WHAT YOU WILL DO:
Your answer should restate each line of the data below word for word.

Website and app data records:
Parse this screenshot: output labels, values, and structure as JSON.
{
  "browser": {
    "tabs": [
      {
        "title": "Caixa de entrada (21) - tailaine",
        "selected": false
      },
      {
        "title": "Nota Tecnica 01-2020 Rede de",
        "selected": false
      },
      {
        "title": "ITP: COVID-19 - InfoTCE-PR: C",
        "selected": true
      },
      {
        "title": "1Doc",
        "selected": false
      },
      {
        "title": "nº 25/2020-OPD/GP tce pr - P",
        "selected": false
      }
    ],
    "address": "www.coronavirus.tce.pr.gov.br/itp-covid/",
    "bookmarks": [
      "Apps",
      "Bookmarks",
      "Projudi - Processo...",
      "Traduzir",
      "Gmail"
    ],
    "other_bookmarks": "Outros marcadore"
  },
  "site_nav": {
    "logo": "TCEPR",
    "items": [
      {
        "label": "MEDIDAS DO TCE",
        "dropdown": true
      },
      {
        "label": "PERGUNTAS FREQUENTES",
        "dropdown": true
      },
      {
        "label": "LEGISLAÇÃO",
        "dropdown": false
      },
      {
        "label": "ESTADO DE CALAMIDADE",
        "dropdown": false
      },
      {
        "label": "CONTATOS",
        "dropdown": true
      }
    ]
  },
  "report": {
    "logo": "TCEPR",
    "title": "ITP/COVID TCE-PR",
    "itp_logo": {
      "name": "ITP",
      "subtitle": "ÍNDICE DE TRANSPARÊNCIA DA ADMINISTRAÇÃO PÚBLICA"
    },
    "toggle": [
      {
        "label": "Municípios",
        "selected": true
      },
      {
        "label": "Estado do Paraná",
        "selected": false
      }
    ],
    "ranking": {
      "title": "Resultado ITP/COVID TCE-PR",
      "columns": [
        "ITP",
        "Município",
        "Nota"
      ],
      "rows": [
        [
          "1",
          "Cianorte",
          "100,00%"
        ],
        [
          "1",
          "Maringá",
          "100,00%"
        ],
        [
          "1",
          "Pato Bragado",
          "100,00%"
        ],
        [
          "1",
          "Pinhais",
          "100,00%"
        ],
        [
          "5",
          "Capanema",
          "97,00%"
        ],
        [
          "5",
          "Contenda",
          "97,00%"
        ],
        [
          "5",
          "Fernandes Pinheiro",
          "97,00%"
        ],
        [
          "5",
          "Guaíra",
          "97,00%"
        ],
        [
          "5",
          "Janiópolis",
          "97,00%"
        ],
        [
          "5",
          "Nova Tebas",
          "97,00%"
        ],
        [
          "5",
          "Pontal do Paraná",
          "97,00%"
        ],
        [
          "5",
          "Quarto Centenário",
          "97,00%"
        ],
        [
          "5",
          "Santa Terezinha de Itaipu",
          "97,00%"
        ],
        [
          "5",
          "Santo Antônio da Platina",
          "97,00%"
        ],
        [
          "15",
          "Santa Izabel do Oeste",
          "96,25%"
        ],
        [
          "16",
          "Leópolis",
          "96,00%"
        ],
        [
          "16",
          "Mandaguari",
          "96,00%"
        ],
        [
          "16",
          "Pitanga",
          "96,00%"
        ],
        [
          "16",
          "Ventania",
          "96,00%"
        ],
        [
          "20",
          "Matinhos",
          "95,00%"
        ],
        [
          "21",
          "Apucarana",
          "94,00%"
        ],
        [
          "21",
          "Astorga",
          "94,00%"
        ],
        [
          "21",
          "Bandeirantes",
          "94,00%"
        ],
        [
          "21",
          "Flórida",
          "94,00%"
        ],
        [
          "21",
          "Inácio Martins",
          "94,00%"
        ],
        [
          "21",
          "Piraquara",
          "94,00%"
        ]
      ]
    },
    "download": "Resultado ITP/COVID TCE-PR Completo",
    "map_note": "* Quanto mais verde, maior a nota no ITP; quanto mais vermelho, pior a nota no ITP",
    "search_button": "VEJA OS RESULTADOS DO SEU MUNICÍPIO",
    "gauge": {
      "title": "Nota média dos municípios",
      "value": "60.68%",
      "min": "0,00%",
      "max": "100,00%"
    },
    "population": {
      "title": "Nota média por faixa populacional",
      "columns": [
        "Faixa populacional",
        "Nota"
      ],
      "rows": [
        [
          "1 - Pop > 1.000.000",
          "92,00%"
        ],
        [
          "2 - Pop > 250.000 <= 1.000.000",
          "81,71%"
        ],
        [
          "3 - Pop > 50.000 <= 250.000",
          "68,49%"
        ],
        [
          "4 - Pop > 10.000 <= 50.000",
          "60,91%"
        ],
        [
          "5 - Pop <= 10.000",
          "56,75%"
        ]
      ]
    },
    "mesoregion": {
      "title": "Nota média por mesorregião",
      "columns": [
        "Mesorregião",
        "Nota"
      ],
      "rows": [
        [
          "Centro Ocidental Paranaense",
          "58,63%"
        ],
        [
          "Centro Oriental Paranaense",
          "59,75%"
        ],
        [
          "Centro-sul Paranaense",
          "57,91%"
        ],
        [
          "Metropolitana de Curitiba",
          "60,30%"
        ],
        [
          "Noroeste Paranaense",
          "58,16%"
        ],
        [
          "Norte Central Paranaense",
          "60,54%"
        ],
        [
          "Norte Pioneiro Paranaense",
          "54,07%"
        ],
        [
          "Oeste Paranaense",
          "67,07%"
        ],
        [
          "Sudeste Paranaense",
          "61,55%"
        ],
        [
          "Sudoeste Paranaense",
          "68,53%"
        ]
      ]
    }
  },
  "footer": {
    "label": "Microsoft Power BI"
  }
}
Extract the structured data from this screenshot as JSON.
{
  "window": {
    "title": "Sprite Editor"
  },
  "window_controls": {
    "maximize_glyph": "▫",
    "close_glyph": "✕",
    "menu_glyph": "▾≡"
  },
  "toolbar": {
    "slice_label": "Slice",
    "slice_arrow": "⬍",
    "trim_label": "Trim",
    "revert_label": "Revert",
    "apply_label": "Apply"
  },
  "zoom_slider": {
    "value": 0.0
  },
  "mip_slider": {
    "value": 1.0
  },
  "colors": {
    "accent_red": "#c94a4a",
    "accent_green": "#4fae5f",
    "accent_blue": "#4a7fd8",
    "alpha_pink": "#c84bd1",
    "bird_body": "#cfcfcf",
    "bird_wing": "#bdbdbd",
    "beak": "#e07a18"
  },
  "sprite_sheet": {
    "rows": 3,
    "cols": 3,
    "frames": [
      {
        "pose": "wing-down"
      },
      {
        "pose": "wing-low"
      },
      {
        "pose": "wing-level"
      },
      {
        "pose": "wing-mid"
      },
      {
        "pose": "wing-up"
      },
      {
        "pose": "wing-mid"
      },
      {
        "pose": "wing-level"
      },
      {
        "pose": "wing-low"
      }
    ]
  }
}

EXERCISE SOLUTION:
Parse this screenshot: output labels, values, and structure as JSON.
{
  "browser": {
    "tabs": [
      {
        "title": "Caixa de entrada (21) - tailaine",
        "selected": false
      },
      {
        "title": "Nota Tecnica 01-2020 Rede de",
        "selected": false
      },
      {
        "title": "ITP: COVID-19 - InfoTCE-PR: C",
        "selected": true
      },
      {
        "title": "1Doc",
        "selected": false
      },
      {
        "title": "nº 25/2020-OPD/GP tce pr - P",
        "selected": false
      }
    ],
    "address": "www.coronavirus.tce.pr.gov.br/itp-covid/",
    "bookmarks": [
      "Apps",
      "Bookmarks",
      "Projudi - Processo...",
      "Traduzir",
      "Gmail"
    ],
    "other_bookmarks": "Outros marcadore"
  },
  "site_nav": {
    "logo": "TCEPR",
    "items": [
      {
        "label": "MEDIDAS DO TCE",
        "dropdown": true
      },
      {
        "label": "PERGUNTAS FREQUENTES",
        "dropdown": true
      },
      {
        "label": "LEGISLAÇÃO",
        "dropdown": false
      },
      {
        "label": "ESTADO DE CALAMIDADE",
        "dropdown": false
      },
      {
        "label": "CONTATOS",
        "dropdown": true
      }
    ]
  },
  "report": {
    "logo": "TCEPR",
    "title": "ITP/COVID TCE-PR",
    "itp_logo": {
      "name": "ITP",
      "subtitle": "ÍNDICE DE TRANSPARÊNCIA DA ADMINISTRAÇÃO PÚBLICA"
    },
    "toggle": [
      {
        "label": "Municípios",
        "selected": true
      },
      {
        "label": "Estado do Paraná",
        "selected": false
      }
    ],
    "ranking": {
      "title": "Resultado ITP/COVID TCE-PR",
      "columns": [
        "ITP",
        "Município",
        "Nota"
      ],
      "rows": [
        [
          "1",
          "Cianorte",
          "100,00%"
        ],
        [
          "1",
          "Maringá",
          "100,00%"
        ],
        [
          "1",
          "Pato Bragado",
          "100,00%"
        ],
        [
          "1",
          "Pinhais",
          "100,00%"
        ],
        [
          "5",
          "Capanema",
          "97,00%"
        ],
        [
          "5",
          "Contenda",
          "97,00%"
        ],
        [
          "5",
          "Fernandes Pinheiro",
          "97,00%"
        ],
        [
          "5",
          "Guaíra",
          "97,00%"
        ],
        [
          "5",
          "Janiópolis",
          "97,00%"
        ],
        [
          "5",
          "Nova Tebas",
          "97,00%"
        ],
        [
          "5",
          "Pontal do Paraná",
          "97,00%"
        ],
        [
          "5",
          "Quarto Centenário",
          "97,00%"
        ],
        [
          "5",
          "Santa Terezinha de Itaipu",
          "97,00%"
        ],
        [
          "5",
          "Santo Antônio da Platina",
          "97,00%"
        ],
        [
          "15",
          "Santa Izabel do Oeste",
          "96,25%"
        ],
        [
          "16",
          "Leópolis",
          "96,00%"
        ],
        [
          "16",
          "Mandaguari",
          "96,00%"
        ],
        [
          "16",
          "Pitanga",
          "96,00%"
        ],
        [
          "16",
          "Ventania",
          "96,00%"
        ],
        [
          "20",
          "Matinhos",
          "95,00%"
        ],
        [
          "21",
          "Apucarana",
          "94,00%"
        ],
        [
          "21",
          "Astorga",
          "94,00%"
        ],
        [
          "21",
          "Bandeirantes",
          "94,00%"
        ],
        [
          "21",
          "Flórida",
          "94,00%"
        ],
        [
          "21",
          "Inácio Martins",
          "94,00%"
        ],
        [
          "21",
          "Piraquara",
          "94,00%"
        ]
      ]
    },
    "download": "Resultado ITP/COVID TCE-PR Completo",
    "map_note": "* Quanto mais verde, maior a nota no ITP; quanto mais vermelho, pior a nota no ITP",
    "search_button": "VEJA OS RESULTADOS DO SEU MUNICÍPIO",
    "gauge": {
      "title": "Nota média dos municípios",
      "value": "60.68%",
      "min": "0,00%",
      "max": "100,00%"
    },
    "population": {
      "title": "Nota média por faixa populacional",
      "columns": [
        "Faixa populacional",
        "Nota"
      ],
      "rows": [
        [
          "1 - Pop > 1.000.000",
          "92,00%"
        ],
        [
          "2 - Pop > 250.000 <= 1.000.000",
          "81,71%"
        ],
        [
          "3 - Pop > 50.000 <= 250.000",
          "68,49%"
        ],
        [
          "4 - Pop > 10.000 <= 50.000",
          "60,91%"
        ],
        [
          "5 - Pop <= 10.000",
          "56,75%"
        ]
      ]
    },
    "mesoregion": {
      "title": "Nota média por mesorregião",
      "columns": [
        "Mesorregião",
        "Nota"
      ],
      "rows": [
        [
          "Centro Ocidental Paranaense",
          "58,63%"
        ],
        [
          "Centro Oriental Paranaense",
          "59,75%"
        ],
        [
          "Centro-sul Paranaense",
          "57,91%"
        ],
        [
          "Metropolitana de Curitiba",
          "60,30%"
        ],
        [
          "Noroeste Paranaense",
          "58,16%"
        ],
        [
          "Norte Central Paranaense",
          "60,54%"
        ],
        [
          "Norte Pioneiro Paranaense",
          "54,07%"
        ],
        [
          "Oeste Paranaense",
          "67,07%"
        ],
        [
          "Sudeste Paranaense",
          "61,55%"
        ],
        [
          "Sudoeste Paranaense",
          "68,53%"
        ]
      ]
    }
  },
  "footer": {
    "label": "Microsoft Power BI"
  }
}
Extract the structured data from this screenshot as JSON.
{
  "window": {
    "title": "Sprite Editor"
  },
  "window_controls": {
    "maximize_glyph": "▫",
    "close_glyph": "✕",
    "menu_glyph": "▾≡"
  },
  "toolbar": {
    "slice_label": "Slice",
    "slice_arrow": "⬍",
    "trim_label": "Trim",
    "revert_label": "Revert",
    "apply_label": "Apply"
  },
  "zoom_slider": {
    "value": 0.0
  },
  "mip_slider": {
    "value": 1.0
  },
  "colors": {
    "accent_red": "#c94a4a",
    "accent_green": "#4fae5f",
    "accent_blue": "#4a7fd8",
    "alpha_pink": "#c84bd1",
    "bird_body": "#cfcfcf",
    "bird_wing": "#bdbdbd",
    "beak": "#e07a18"
  },
  "sprite_sheet": {
    "rows": 3,
    "cols": 3,
    "frames": [
      {
        "pose": "wing-down"
      },
      {
        "pose": "wing-low"
      },
      {
        "pose": "wing-level"
      },
      {
        "pose": "wing-mid"
      },
      {
        "pose": "wing-up"
      },
      {
        "pose": "wing-mid"
      },
      {
        "pose": "wing-level"
      },
      {
        "pose": "wing-low"
      }
    ]
  }
}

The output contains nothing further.